What you need to do: Each line of the listing below that includes "Technician" should be reported.

————

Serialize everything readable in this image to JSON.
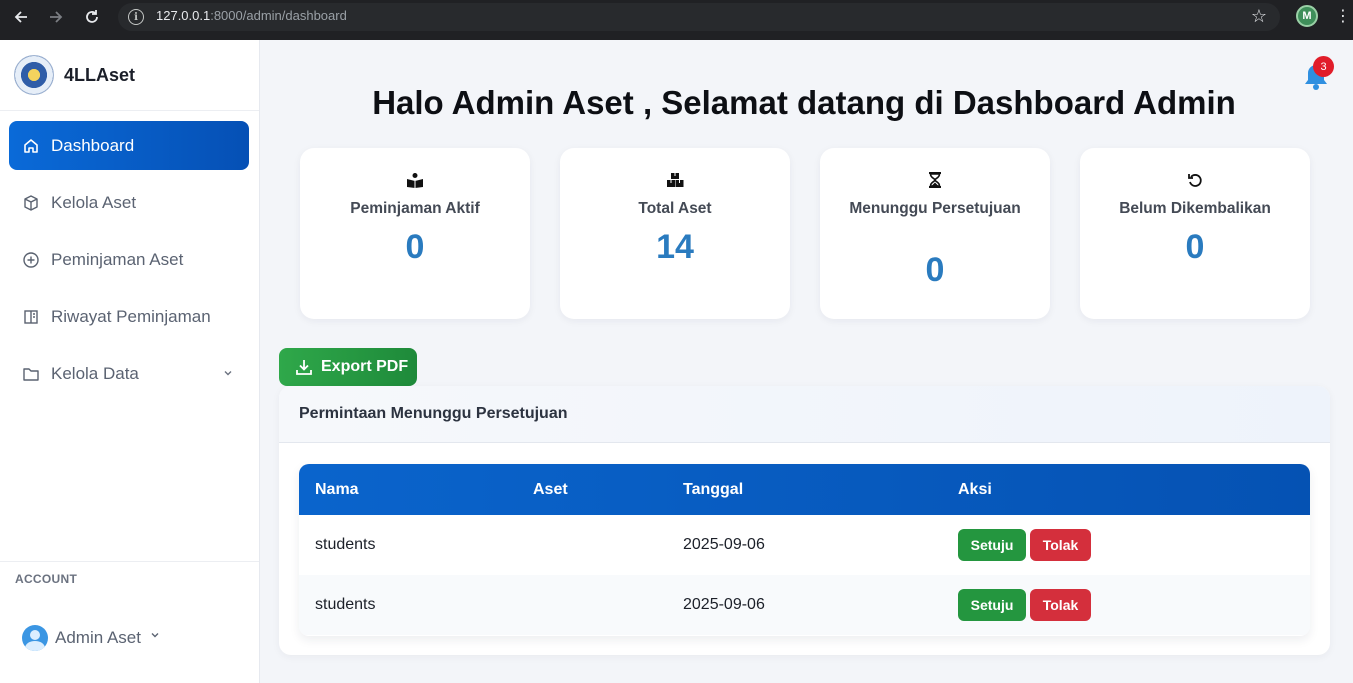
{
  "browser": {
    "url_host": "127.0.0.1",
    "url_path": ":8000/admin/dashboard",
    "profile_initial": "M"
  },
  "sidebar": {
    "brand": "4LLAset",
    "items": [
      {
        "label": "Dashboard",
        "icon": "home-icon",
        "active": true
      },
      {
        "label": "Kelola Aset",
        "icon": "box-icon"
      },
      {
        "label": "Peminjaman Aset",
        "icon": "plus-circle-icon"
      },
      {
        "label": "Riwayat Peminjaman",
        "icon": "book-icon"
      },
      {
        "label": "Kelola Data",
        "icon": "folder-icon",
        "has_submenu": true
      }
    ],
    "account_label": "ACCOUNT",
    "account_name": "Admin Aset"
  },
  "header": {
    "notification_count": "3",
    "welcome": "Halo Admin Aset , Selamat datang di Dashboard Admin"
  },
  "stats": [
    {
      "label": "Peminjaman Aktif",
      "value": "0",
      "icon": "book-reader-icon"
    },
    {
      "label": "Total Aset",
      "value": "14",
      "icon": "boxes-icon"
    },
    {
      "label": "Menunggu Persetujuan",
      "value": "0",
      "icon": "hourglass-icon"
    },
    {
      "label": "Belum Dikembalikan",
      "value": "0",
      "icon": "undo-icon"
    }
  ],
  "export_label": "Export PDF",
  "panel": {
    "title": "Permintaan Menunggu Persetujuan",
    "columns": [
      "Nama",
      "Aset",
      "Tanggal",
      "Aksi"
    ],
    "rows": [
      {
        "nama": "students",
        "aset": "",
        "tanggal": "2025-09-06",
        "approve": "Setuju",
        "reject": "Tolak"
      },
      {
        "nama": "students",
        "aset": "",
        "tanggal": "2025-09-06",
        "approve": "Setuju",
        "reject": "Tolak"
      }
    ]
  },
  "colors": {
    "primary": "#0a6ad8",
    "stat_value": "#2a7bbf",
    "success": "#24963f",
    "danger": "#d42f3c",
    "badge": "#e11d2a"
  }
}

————

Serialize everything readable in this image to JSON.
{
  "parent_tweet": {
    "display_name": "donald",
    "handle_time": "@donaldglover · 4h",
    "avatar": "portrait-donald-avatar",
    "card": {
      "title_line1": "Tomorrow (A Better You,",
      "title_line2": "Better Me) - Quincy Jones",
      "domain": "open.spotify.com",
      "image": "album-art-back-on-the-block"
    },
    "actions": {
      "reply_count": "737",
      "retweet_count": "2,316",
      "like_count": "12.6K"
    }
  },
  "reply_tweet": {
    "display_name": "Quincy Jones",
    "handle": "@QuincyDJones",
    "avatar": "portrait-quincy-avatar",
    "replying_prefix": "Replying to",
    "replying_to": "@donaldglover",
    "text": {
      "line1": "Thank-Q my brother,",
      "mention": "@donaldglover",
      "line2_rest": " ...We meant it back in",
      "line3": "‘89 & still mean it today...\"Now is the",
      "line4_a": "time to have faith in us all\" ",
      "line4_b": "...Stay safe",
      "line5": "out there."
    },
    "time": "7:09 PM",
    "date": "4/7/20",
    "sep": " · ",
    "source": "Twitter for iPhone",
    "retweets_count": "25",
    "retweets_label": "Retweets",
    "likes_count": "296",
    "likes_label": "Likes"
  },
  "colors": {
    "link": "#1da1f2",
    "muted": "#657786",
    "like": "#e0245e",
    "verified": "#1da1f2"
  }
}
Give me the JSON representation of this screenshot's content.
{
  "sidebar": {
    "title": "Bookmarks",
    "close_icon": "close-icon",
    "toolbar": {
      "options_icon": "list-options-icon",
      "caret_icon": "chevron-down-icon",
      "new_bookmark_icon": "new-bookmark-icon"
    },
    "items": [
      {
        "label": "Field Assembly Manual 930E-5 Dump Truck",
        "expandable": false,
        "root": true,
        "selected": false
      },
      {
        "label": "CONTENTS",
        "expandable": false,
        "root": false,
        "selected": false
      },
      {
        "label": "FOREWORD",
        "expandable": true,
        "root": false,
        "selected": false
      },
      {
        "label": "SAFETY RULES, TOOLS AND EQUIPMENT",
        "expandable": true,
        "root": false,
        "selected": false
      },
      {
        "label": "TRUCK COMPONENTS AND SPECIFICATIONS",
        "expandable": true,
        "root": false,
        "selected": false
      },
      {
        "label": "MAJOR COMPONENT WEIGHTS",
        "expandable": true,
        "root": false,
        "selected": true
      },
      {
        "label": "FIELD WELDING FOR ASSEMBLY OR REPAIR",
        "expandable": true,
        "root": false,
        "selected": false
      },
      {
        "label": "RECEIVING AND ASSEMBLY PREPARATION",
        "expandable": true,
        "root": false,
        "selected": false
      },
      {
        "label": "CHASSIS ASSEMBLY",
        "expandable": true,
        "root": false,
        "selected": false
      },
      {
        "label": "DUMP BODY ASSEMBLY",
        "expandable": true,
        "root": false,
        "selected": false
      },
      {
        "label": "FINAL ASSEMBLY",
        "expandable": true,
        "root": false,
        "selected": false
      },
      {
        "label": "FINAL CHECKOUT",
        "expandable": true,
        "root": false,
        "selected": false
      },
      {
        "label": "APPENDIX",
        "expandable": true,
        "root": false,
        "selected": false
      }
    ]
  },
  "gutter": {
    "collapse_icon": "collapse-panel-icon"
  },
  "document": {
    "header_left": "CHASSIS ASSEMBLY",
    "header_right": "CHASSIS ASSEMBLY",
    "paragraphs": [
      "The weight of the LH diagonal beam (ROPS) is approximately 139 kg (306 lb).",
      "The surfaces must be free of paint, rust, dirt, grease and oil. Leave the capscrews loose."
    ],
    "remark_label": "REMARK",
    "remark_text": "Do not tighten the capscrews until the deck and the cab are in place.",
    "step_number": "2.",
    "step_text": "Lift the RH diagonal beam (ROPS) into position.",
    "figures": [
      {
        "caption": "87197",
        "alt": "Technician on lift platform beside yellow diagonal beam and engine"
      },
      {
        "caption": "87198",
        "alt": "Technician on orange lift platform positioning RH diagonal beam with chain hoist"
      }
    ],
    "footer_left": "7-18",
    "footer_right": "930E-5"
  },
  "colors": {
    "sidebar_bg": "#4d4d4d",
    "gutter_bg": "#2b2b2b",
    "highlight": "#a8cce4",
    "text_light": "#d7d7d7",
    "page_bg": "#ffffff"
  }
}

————

Output:
        "alt": "Technician on lift platform beside yellow diagonal beam and engine"
        "alt": "Technician on orange lift platform positioning RH diagonal beam with chain hoist"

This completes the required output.